from hypertonic to hypotonic, if the substance is isotonic, water moves across the membrane at an equal rate in both directions
how does water relate to cell survival?
cell survival depends on the balancing water uptake nd loss
how to cell without walls balance their water uptake/loss?
the cells are stable in isotonic environments, but they cannot tolerate excessive loss or gain of water, cells that live in hyper or hypotonic solutions use osmoregulation which controls the water balance within the cell
how do cells with wall balance their water uptake/loss
needs to be turgid, can survive flaccid but will usually die in plasmolysis
when the cell is very firm because water is pressing on the cell wall, healthy for most plants
limp cells due to lack of water
when a plant shrivels, it's plasma membrane pulls away from the wall, usually fatal
what is facilitated diffusion?
when hydrophilic substances are transported across a membrane by a protein
what are some features that transport proteins share in common with enzymes?
-specialized for the solute it transports
-can be saturated
-has a maximum transport rate
-can be inhibited by imposter molecules
what do transport proteins not do that enzymes do?
they do not catalyze reactions
2 kinds of channels
aquaporins and gated channels
water channel proteins that facilitate massive amounts of diffusion
stimulus causes them to open or close
what is active transport?
the pumping of solutes against their gradient, requires work-energy often supplied by ATP, allows cells to maintain small concentrations of small molecules
what is the sodium potassium pump?
exchanges sodium for potassium across a plasma membrane
which cells have voltage across their membranes?
what is voltage?

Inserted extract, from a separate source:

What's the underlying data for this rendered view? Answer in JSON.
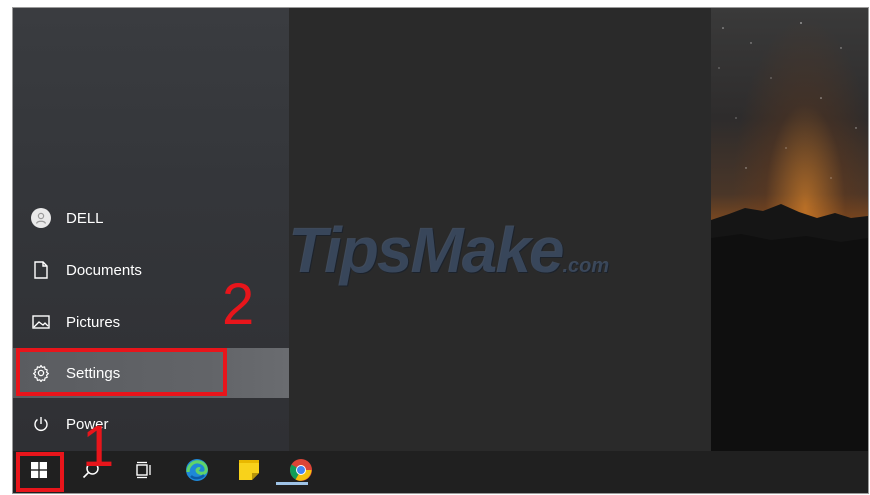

electrical potential energy, separation of opposite charges
what is membrane potential?
voltage across a membrane, affects ion movement, -50 to -200 milivolts
what is the charge of the cytoplasm?
what is the electrochemical gradient?
the chemical force and electrical force that affect ion movement
what is an electrochemical pump?
a transport proteins that generate voltage across a membrane
what is a proton pump?
the main electrogenic pump of plants, bacteria, fungi; actively transports hydrogen ions out of the cell which transfers positive charge from the cytoplasm to the extracellular solution
what is cotransport?
when a single ATP powered pump that transports a specific solute can indirectly drive the active transport of several other solutes
what is exocytosis?
when a cell secretes macromolecules by the fusion of veciscles with the plasma membrane
what is endcytosis?
when the cell takes in macromolecules and particulate matter by forming new vesicles from the plasma membrane
the three types of endocystosis
phagocytosis, pinocytosis, receptor-mediated endocytosis
cell engulfs a particle by wrapping it in a sac which is digested by a lysosome
cell gulps droplets of extracellular fluids into tiny vessicles
very specific, extracellular substances bind to receptors on molecule (ligands)